**WHAT YOU SHOULD DO**
Within the listing below, please show every line carrying the string "JSON".

+--

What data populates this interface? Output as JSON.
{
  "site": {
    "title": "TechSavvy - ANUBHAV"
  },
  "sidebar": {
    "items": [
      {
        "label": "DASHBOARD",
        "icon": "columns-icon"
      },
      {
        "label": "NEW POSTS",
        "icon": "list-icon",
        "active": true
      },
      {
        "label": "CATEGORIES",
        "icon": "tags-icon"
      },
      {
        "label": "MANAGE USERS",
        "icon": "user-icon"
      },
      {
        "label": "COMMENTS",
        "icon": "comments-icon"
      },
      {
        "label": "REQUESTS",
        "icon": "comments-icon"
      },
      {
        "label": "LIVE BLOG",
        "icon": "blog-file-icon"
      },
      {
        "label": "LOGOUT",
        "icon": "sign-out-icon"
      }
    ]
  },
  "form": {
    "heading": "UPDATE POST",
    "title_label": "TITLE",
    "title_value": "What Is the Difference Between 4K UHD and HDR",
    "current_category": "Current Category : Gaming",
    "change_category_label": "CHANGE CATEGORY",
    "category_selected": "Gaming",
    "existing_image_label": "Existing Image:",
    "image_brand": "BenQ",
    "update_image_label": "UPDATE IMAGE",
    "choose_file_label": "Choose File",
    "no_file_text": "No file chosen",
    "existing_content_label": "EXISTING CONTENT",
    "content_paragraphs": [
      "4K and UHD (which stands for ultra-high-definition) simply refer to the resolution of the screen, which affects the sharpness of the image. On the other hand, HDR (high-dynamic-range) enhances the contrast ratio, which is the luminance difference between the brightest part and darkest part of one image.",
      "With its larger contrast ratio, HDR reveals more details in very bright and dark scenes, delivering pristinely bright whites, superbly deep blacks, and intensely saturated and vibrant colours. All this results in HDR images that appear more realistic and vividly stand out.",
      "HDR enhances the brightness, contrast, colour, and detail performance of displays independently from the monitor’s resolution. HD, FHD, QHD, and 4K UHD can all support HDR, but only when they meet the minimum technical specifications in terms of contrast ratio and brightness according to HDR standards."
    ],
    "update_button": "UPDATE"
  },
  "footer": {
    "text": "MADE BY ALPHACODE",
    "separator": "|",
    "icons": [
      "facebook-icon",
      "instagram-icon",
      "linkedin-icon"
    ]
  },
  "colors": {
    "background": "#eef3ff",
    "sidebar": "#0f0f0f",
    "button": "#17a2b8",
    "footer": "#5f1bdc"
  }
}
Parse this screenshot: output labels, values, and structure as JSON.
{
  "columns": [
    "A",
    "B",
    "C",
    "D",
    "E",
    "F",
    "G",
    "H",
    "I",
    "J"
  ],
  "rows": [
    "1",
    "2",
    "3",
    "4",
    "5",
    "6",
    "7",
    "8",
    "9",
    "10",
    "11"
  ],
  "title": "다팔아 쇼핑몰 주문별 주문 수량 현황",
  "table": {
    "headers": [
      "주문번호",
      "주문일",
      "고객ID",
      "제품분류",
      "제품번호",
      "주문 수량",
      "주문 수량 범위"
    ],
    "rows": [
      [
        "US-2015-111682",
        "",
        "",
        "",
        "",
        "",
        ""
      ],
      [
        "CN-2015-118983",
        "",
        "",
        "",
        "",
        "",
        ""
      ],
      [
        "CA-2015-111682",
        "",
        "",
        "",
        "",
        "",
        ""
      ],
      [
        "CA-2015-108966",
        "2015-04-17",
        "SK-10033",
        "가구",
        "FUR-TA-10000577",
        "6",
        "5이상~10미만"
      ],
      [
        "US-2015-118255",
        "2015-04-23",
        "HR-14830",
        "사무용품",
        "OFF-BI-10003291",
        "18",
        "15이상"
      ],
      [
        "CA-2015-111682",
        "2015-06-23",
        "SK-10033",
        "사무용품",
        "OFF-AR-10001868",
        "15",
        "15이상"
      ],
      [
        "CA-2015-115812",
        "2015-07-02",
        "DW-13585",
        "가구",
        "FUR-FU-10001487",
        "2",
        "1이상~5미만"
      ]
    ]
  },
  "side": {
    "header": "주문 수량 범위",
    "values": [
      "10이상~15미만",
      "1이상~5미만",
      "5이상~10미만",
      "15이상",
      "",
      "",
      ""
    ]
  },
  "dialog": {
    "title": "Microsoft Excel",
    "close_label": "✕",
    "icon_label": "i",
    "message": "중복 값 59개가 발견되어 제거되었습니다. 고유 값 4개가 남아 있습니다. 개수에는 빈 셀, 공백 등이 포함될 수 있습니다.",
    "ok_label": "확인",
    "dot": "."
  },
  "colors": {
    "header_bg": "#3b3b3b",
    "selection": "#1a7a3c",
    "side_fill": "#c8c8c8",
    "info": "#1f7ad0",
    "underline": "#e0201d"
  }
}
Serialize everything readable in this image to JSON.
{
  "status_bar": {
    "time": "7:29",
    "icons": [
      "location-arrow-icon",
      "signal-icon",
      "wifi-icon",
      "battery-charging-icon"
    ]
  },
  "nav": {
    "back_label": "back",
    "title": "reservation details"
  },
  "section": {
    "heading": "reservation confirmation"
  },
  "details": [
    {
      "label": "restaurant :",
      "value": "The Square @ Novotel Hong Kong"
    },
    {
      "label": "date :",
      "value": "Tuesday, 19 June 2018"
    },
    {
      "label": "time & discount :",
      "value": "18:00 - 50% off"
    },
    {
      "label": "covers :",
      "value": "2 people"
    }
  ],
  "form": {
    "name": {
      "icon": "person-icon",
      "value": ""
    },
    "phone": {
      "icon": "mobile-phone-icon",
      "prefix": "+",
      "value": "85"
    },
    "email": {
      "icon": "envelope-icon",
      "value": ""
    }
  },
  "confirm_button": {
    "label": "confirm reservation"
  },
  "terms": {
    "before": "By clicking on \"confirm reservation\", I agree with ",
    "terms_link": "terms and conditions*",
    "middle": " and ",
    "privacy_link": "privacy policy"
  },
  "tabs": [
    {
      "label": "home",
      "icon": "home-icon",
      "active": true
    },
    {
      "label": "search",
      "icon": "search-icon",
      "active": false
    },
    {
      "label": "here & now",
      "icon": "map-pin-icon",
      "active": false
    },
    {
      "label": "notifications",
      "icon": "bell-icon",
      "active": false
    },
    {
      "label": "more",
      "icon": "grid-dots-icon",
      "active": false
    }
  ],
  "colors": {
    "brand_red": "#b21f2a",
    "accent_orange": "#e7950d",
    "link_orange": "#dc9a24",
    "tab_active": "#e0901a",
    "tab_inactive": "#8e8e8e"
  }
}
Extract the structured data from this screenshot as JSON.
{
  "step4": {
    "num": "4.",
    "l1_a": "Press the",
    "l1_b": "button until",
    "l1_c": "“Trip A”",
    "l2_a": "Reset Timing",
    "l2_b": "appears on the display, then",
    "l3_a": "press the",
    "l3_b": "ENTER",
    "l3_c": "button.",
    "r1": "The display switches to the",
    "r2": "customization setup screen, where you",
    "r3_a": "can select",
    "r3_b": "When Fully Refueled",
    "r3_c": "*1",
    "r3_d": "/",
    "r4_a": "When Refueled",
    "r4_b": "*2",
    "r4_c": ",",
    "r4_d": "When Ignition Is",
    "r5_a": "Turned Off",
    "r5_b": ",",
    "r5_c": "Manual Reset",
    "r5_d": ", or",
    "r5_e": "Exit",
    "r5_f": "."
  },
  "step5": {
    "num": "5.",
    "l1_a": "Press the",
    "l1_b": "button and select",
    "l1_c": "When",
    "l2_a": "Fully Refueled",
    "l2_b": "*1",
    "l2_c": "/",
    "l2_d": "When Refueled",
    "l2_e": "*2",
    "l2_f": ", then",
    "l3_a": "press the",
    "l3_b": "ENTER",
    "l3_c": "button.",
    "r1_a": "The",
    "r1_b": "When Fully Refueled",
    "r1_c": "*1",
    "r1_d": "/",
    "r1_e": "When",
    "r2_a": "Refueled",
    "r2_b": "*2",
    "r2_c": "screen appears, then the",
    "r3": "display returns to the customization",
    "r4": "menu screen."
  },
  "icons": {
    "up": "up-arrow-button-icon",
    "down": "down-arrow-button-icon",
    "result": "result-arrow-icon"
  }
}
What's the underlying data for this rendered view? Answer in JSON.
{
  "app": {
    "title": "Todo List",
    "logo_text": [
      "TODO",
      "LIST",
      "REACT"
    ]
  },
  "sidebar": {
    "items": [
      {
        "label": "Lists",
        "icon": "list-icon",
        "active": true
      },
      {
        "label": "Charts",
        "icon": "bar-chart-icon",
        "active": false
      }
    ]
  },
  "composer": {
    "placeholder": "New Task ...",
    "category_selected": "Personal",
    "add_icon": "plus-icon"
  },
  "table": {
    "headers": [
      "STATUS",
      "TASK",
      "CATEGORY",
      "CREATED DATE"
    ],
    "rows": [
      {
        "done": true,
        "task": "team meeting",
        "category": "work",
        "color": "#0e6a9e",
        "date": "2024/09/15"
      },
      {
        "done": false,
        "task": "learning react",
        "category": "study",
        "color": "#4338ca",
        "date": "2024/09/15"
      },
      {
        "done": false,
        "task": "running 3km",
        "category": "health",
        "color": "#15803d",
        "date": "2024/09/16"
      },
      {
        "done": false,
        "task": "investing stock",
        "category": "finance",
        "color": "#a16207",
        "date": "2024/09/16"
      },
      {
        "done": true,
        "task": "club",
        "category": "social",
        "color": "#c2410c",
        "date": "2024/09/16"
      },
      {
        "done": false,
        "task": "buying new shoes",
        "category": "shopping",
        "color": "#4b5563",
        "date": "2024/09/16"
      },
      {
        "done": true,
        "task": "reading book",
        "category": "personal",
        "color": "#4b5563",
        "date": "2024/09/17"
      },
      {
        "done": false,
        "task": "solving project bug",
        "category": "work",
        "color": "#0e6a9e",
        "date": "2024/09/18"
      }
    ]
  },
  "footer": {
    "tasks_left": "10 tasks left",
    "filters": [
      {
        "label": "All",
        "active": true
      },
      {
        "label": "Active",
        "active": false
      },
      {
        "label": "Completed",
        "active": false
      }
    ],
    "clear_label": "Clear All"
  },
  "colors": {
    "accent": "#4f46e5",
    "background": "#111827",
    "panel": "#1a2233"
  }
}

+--

**WRITTEN ANSWER**
What data populates this interface? Output as JSON.
Parse this screenshot: output labels, values, and structure as JSON.
Serialize everything readable in this image to JSON.
Extract the structured data from this screenshot as JSON.
What's the underlying data for this rendered view? Answer in JSON.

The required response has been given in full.